---- DATASET EXCERPTS

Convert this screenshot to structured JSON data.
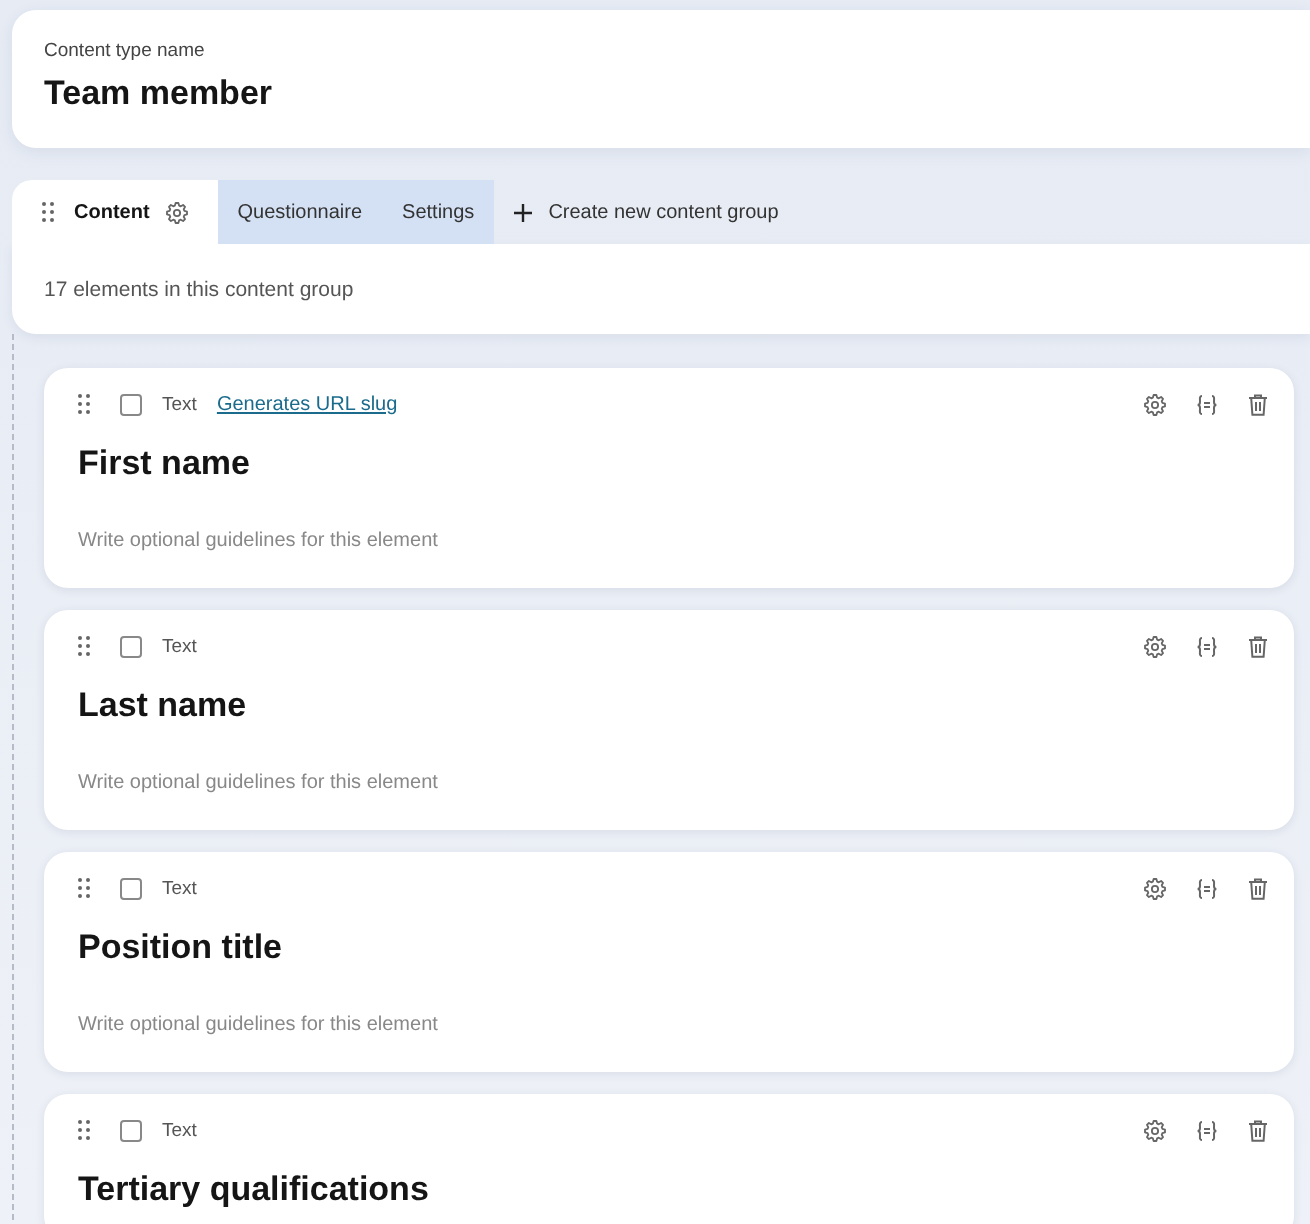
{
  "content_type": {
    "label": "Content type name",
    "name": "Team member"
  },
  "tabs": [
    {
      "label": "Content",
      "selected": true
    },
    {
      "label": "Questionnaire",
      "selected": false
    },
    {
      "label": "Settings",
      "selected": false
    }
  ],
  "create_group_button": {
    "label": "Create new content group"
  },
  "group_summary": "17 elements in this content group",
  "elements": [
    {
      "type": "Text",
      "checked": false,
      "link": "Generates URL slug",
      "title": "First name",
      "guidelines_placeholder": "Write optional guidelines for this element"
    },
    {
      "type": "Text",
      "checked": false,
      "title": "Last name",
      "guidelines_placeholder": "Write optional guidelines for this element"
    },
    {
      "type": "Text",
      "checked": false,
      "title": "Position title",
      "guidelines_placeholder": "Write optional guidelines for this element"
    },
    {
      "type": "Text",
      "checked": false,
      "title": "Tertiary qualifications"
    }
  ]
}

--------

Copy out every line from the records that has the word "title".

- **REPLY**
      "title": "First name",
      "title": "Last name",
      "title": "Position title",
      "title": "Tertiary qualifications"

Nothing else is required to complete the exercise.